Facilities should be designed to accommodate a range of users regardless of their gender, age, ability and cultural background. This includes participants, administrators, officials, visitors and spectators. It is worth running workshops at the initial concept design phase for proposed and actual facility users to identify aspects or areas of the facility that need specific attention. These can include baby change facilities, toilets and areas that may need pram and/or wheelchair access.
Safe and Healthy
Facilities and their surroundings should be designed, built and maintained in accordance with relevant standards and codes including Occupational Health and Safety standards. It is also important to consider child-safe, female- friendly and Crime Prevention through Environmental Design (CPTED) principles in the conceptual and design processes.
The cost of utilities like water and electricity are rising which places increased pressure on the operating and maintenance of facilities. So it’s important to consider the use of water/energy efficient design elements and products to help enhance environmental sustainability, reduce consumption and save costs. Things to consider:
- Using passive design principles to reduce a reliance on energy, for example, using indirect natural lighting via highlight windows and ventilation via louvre windows.
- Installing PV cell systems to inject electricity back into the grid network and reduce the building’s energy consumption.
- Installing rainwater tanks for irrigation and toilet flushing to supplement mains water as needed.
- Using water efficient fixtures and fittings in wet areas like bathrooms and in kitchens.
- Providing for the installation of battery storage systems or ensuring the design allows for their future installation.
- Providing for electric vehicle charging points or ensuring the final design allows for their future installation.

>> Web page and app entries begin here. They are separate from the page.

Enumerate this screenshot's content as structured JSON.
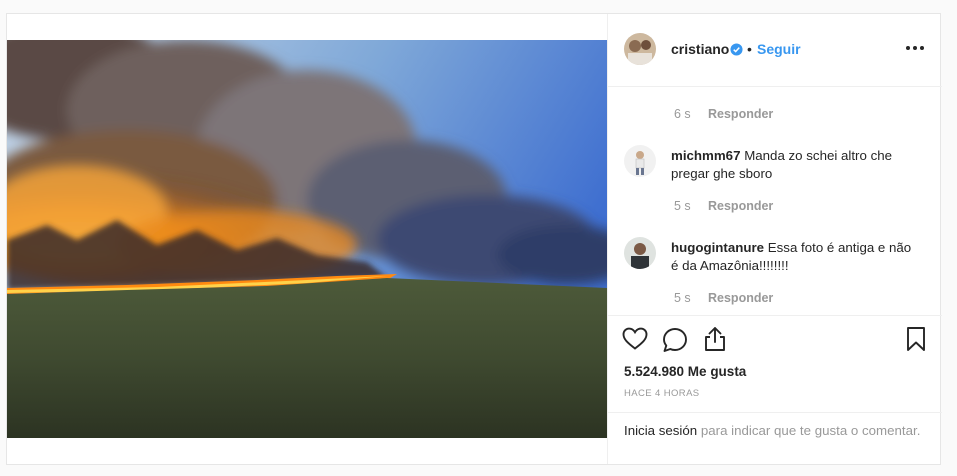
{
  "post": {
    "author": "cristiano",
    "follow_label": "Seguir",
    "dot": "•",
    "likes": "5.524.980 Me gusta",
    "time_ago": "HACE 4 HORAS"
  },
  "comments": [
    {
      "username": "",
      "text": "",
      "time": "6 s",
      "reply_label": "Responder"
    },
    {
      "username": "michmm67",
      "text": "Manda zo schei altro che pregar ghe sboro",
      "time": "5 s",
      "reply_label": "Responder"
    },
    {
      "username": "hugogintanure",
      "text": "Essa foto é antiga e não é da Amazônia!!!!!!!!",
      "time": "5 s",
      "reply_label": "Responder"
    }
  ],
  "login_prompt": {
    "link": "Inicia sesión",
    "rest": " para indicar que te gusta o comentar."
  },
  "icons": [
    "verified-badge-icon",
    "more-options-icon",
    "heart-icon",
    "comment-icon",
    "share-icon",
    "bookmark-icon"
  ],
  "colors": {
    "link_blue": "#3897f0",
    "text": "#262626",
    "muted": "#999999",
    "border": "#efefef"
  }
}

- Using stormwater runoff to irrigate surrounding landscapes (WSUD) or utilising local council recycled water supplies for irrigation purposes.
- Conducting energy reviews and setting sustainable energy use targets and objectives for the future.
Accessible and Engaging
Where possible, facilities should be situated in locations that are site-appropriate with connections to cycling and pedestrian routes, public transport, major road networks and connections to community services and facilities. Other factors to consider:
- Designing social spaces like cafés and outdoor play spaces that are connected to the public environment.
- Providing safe pedestrian access and pick up and drop off areas for centre users.
- Ensuring adequate parking, including for bikes and buses.
- Providing opportunities for shade where outdoor spaces are intended for families, spectators etc.
- Prioritising building materials that are resistant to vandalism and are easy to maintain.
When you complete a facility management course, such as our Certificate of Leisure Facility Management, you will have gained a sound understanding of how to develop and manage a recreational facility, which could lead to increased career prospects including launching your own business!